Page last updated February 2004
Living in the US but having a major residence in Europe can
be rather difficult sometimes. Among others, especially
watching TV and DVDs. So I'm confronted with two different
TV color systems, PAL in Germany and NTSC in the US. DVDs
bought in the US will not necessarily play in Germany, not
only due to the different color systems, also because of the
different region codings at the DVD.
To play such NTSC DVDs bought in the US on a PAL TV set in
Germany a multisystem, multiregion, codefree zone free
DVD player is recommended similar to some of those listed
At the same place are also Video converters (between PAL, NTSC,
and SECAM) available and phones which work across borders.
One much more expensive brand would be the excellent
multisystem multiregion DVD player from
maybe together with that 1000 Watt receiver.
|| There are three major TV color systems, NTSC, PAL, and SECAM.
From those, PAL and SECAM each have 4 different subsystems.
|| There are six different DVD regions:
- Region 1 - USA and Canada
- Region 2 - Europe, Japan, the Middle East, North Africa, Egypt, and South Africa
- Region 3 - Taiwan, The Philippines, Korea, Indonesia, Hong Kong
- Region 4 - Mexico, Central America, South America, Australia,
New Zealand, the Pacific Islands, and the Caribbean
- Region 5 - Russia, Eastern Europe, India, North Korea,
and East and West Africa
- Region 6 - China.
The problem does not occur when using MS Media Player on a computer.
So connecting a computer to the TV set instead of a usual DVD player
will also work properly - maybe harder without the remote control.

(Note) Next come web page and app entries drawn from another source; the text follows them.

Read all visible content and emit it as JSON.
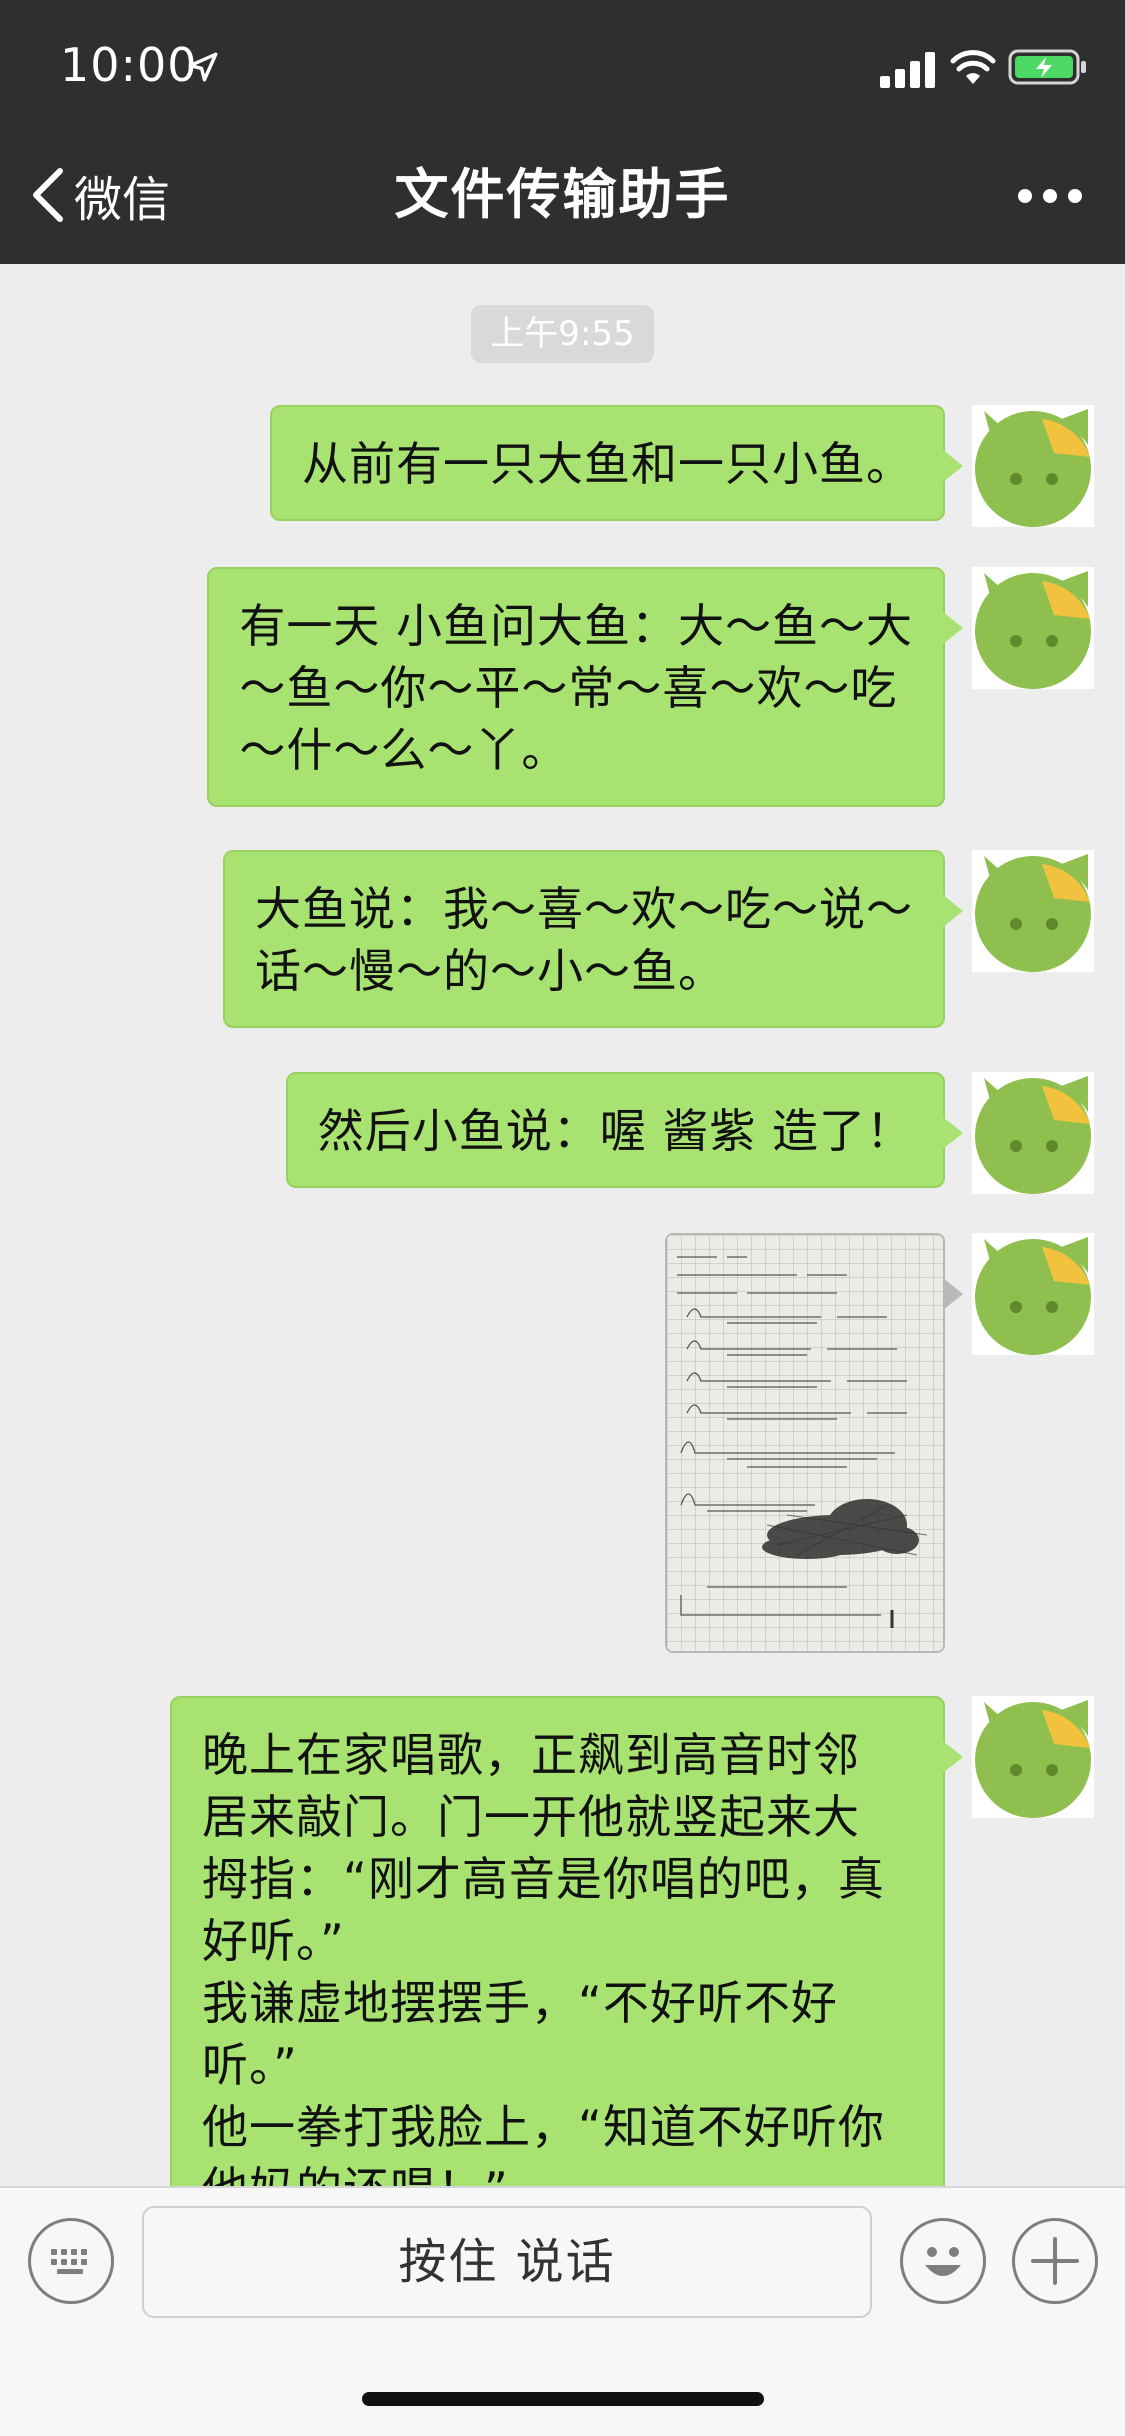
{
  "status_bar": {
    "time": "10:00",
    "icons": [
      "location-arrow-icon",
      "signal-bars-icon",
      "wifi-icon",
      "battery-charging-icon"
    ],
    "battery_color": "#4cd964"
  },
  "nav": {
    "back_label": "微信",
    "title": "文件传输助手",
    "more_icon": "more-dots-icon"
  },
  "chat": {
    "timestamp": "上午9:55",
    "bubble_color": "#a8e372",
    "messages": [
      {
        "type": "text",
        "text": "从前有一只大鱼和一只小鱼。"
      },
      {
        "type": "text",
        "text": "有一天 小鱼问大鱼：大～鱼～大\n～鱼～你～平～常～喜～欢～吃\n～什～么～丫。"
      },
      {
        "type": "text",
        "text": "大鱼说：我～喜～欢～吃～说～\n话～慢～的～小～鱼。"
      },
      {
        "type": "text",
        "text": "然后小鱼说：喔 酱紫 造了！"
      },
      {
        "type": "image",
        "description": "handwritten-math-notes-photo"
      },
      {
        "type": "text",
        "text": "晚上在家唱歌，正飙到高音时邻\n居来敲门。门一开他就竖起来大\n拇指：“刚才高音是你唱的吧，真\n好听。”\n我谦虚地摆摆手，“不好听不好\n听。”\n他一拳打我脸上，“知道不好听你\n他妈的还唱！”"
      }
    ]
  },
  "input_bar": {
    "hold_to_talk": "按住 说话",
    "left_icon": "keyboard-icon",
    "emoji_icon": "emoji-icon",
    "plus_icon": "plus-icon"
  }
}
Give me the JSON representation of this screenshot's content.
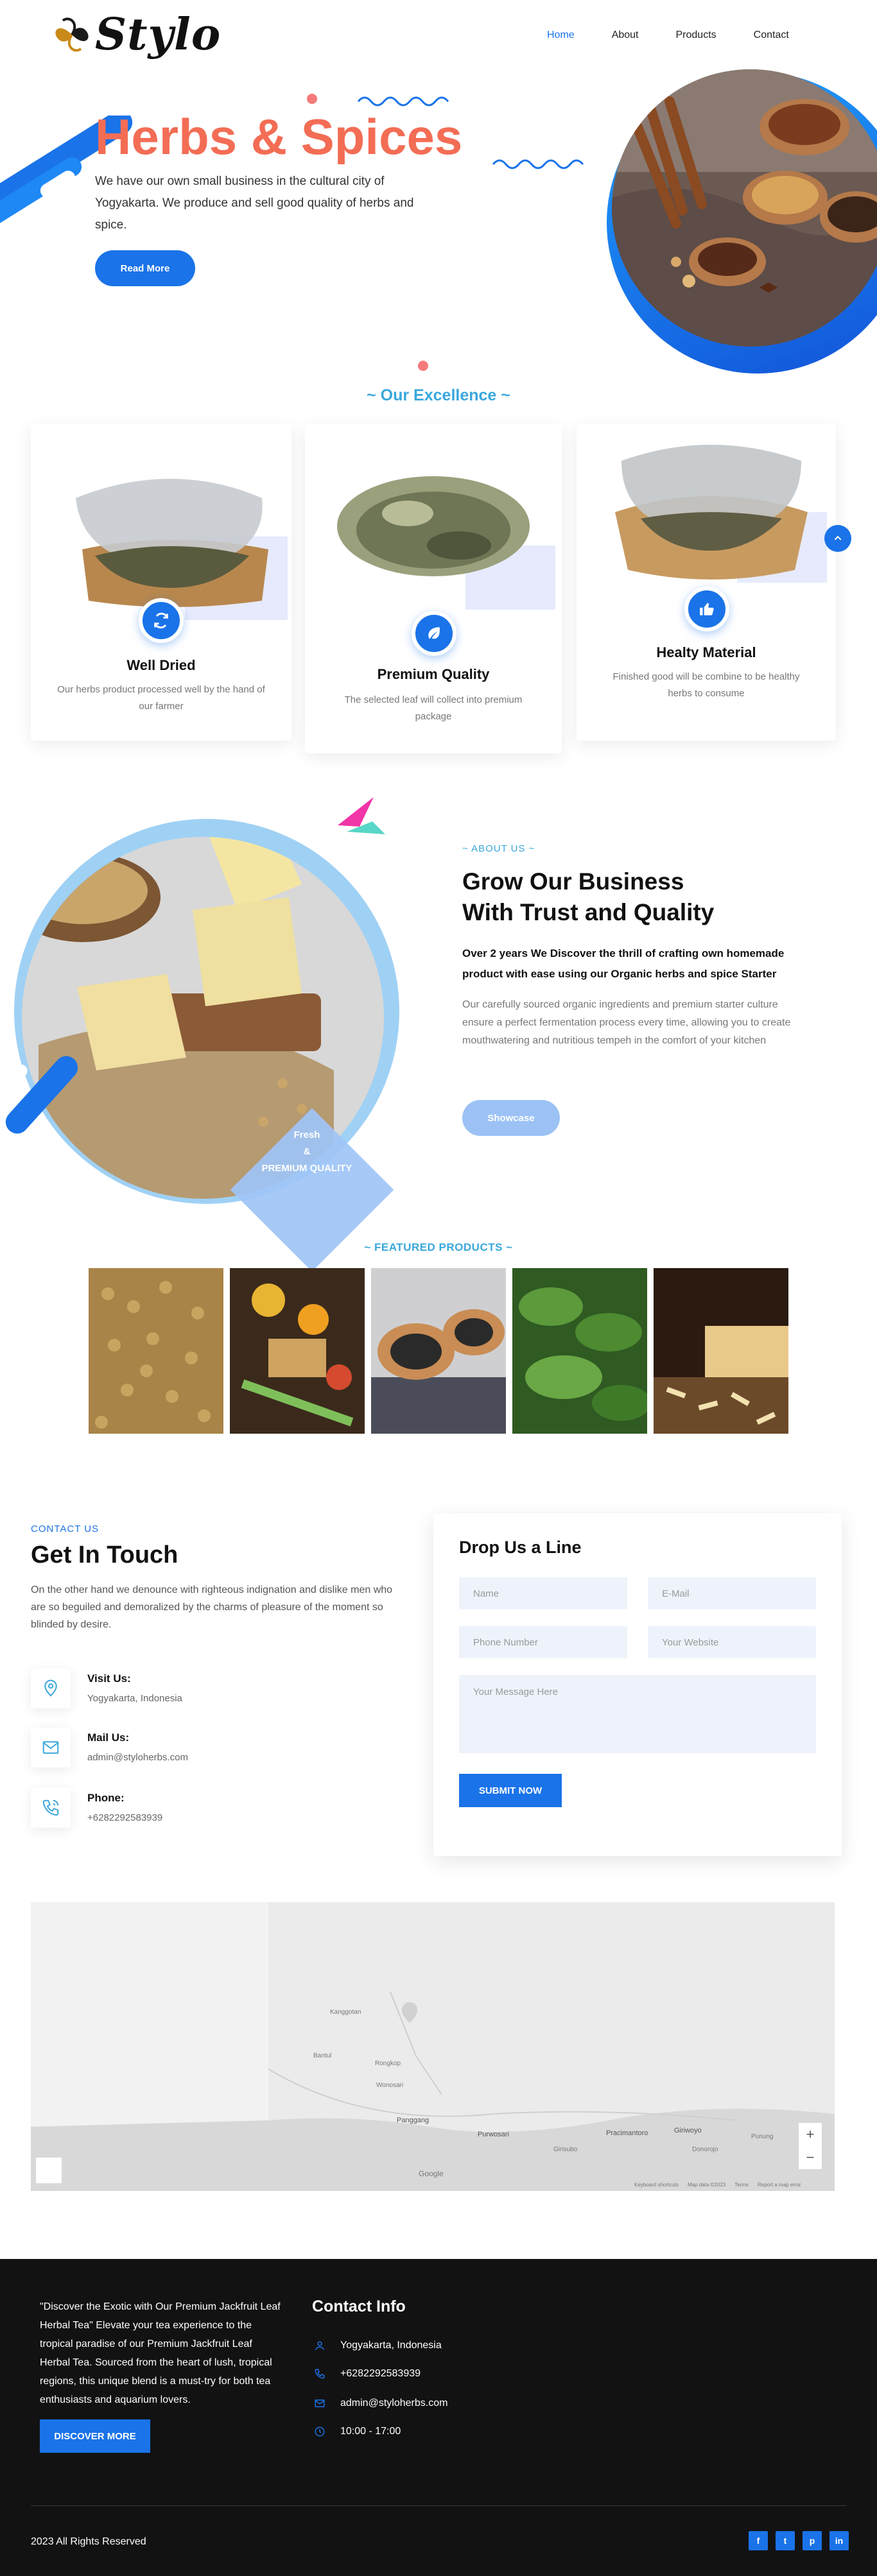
{
  "brand": {
    "name": "Stylo"
  },
  "nav": {
    "items": [
      "Home",
      "About",
      "Products",
      "Contact"
    ],
    "active": "Home"
  },
  "hero": {
    "title": "Herbs & Spices",
    "description": "We have our own small business in the cultural city of Yogyakarta. We produce and sell good quality of herbs and spice.",
    "button": "Read More"
  },
  "excellence": {
    "title": "~ Our Excellence ~",
    "cards": [
      {
        "title": "Well Dried",
        "text": "Our herbs product processed well by the hand of our farmer",
        "icon": "refresh-icon"
      },
      {
        "title": "Premium Quality",
        "text": "The selected leaf will collect into premium package",
        "icon": "leaf-icon"
      },
      {
        "title": "Healty Material",
        "text": "Finished good will be combine to be healthy herbs to consume",
        "icon": "thumbs-up-icon"
      }
    ]
  },
  "about": {
    "label": "~ ABOUT US ~",
    "title_line1": "Grow Our Business",
    "title_line2": "With Trust and Quality",
    "strong": "Over 2 years  We Discover the thrill of crafting own homemade product with ease using our Organic herbs and spice Starter",
    "text": "Our carefully sourced organic ingredients and premium starter culture ensure a perfect fermentation process every time, allowing you to create mouthwatering and nutritious tempeh in the comfort of your kitchen",
    "button": "Showcase",
    "badge_line1": "Fresh",
    "badge_line2": "&",
    "badge_line3": "PREMIUM QUALITY"
  },
  "featured": {
    "title": "~ FEATURED PRODUCTS ~"
  },
  "contact": {
    "label": "CONTACT US",
    "title": "Get In Touch",
    "text": "On the other hand we denounce with righteous indignation and dislike men who are so beguiled and demoralized by the charms of pleasure of the moment so blinded by desire.",
    "items": [
      {
        "head": "Visit Us:",
        "value": "Yogyakarta, Indonesia"
      },
      {
        "head": "Mail Us:",
        "value": "admin@styloherbs.com"
      },
      {
        "head": "Phone:",
        "value": "+6282292583939"
      }
    ]
  },
  "form": {
    "title": "Drop Us a Line",
    "name_placeholder": "Name",
    "email_placeholder": "E-Mail",
    "phone_placeholder": "Phone Number",
    "website_placeholder": "Your Website",
    "message_placeholder": "Your Message Here",
    "submit": "SUBMIT NOW"
  },
  "map": {
    "labels": [
      "Panggang",
      "Purwosari",
      "Pracimantoro",
      "Giriwoyo",
      "Wonosari",
      "Bantul",
      "Kanggotan",
      "Girisubo",
      "Rongkop",
      "Donorojo",
      "Punung"
    ],
    "footer": [
      "Keyboard shortcuts",
      "Map data ©2023",
      "Terms",
      "Report a map error"
    ],
    "google": "Google"
  },
  "footer": {
    "quote": "\"Discover the Exotic with Our Premium Jackfruit Leaf Herbal Tea\" Elevate your tea experience to the tropical paradise of our Premium Jackfruit Leaf Herbal Tea. Sourced from the heart of lush, tropical regions, this unique blend is a must-try for both tea enthusiasts and aquarium lovers.",
    "button": "DISCOVER MORE",
    "contact_title": "Contact Info",
    "address": "Yogyakarta, Indonesia",
    "phone": "+6282292583939",
    "email": "admin@styloherbs.com",
    "hours": "10:00 - 17:00",
    "copyright": "2023 All Rights Reserved",
    "socials": [
      "f",
      "t",
      "p",
      "in"
    ]
  },
  "colors": {
    "accent": "#1a73e8",
    "hero_title": "#f36d55",
    "section_title": "#3aa7dc",
    "footer_bg": "#121212"
  }
}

Ofcourse, there is also software which can be used to read a DVD
with any region code or color system and to burn a new DVD with
any other coding. However, due to legal constraints, this subject
cannot be explained here in more detail.
Antenna Based HDTV Setup
If you want to spend less money, there is also a $ 199
version of HDTV by
who states that the Terk HD TV 1 antenna is obviously a better
choice for big cities like New York. It has paid off for me to
google Gary Krakow from time to time for some of his excellent
- The most important and also the most expensive part
was the HDTV-ready LCD display I bought from
which was made by Samsung, however. If I would have had
enough money I would have shopped for a Sharp Aquos
- Since the DELL LCD screen had no builtin HDTV tuner I
searched the internet for the best price on the
HDTV Receiver and HI-Format DVD Player
LG LST 3510a
(I saved about $ 150 compared to the store price.)
- The third and very important part is a good HDTV antenna.
I decided for the more expensive
Terk TV 55
antenna, which can be used in and outdoors. Many of my
friends like the much cheaper indoor antenna
Zenith Silver Sensor
even more. The Terk HDTV1 antenna is very fancy but does
obviously not work very well in my rural region.
- Before making such an investment I made sure that I would
have enough TV channels in my neighbourhood. This can
easily be done with the
website. After the input of your precise street adress (no
worry, your data are save there) you will obtain a list of
available stations together with their distances
and compass orientation ordered in colored groups. Starting
with the best channels in yellow, my TV 55 is also able
to receive stations in the green and light green area.
The list shows also channels in the red, blue, and purple
areas which are out-of-range for me.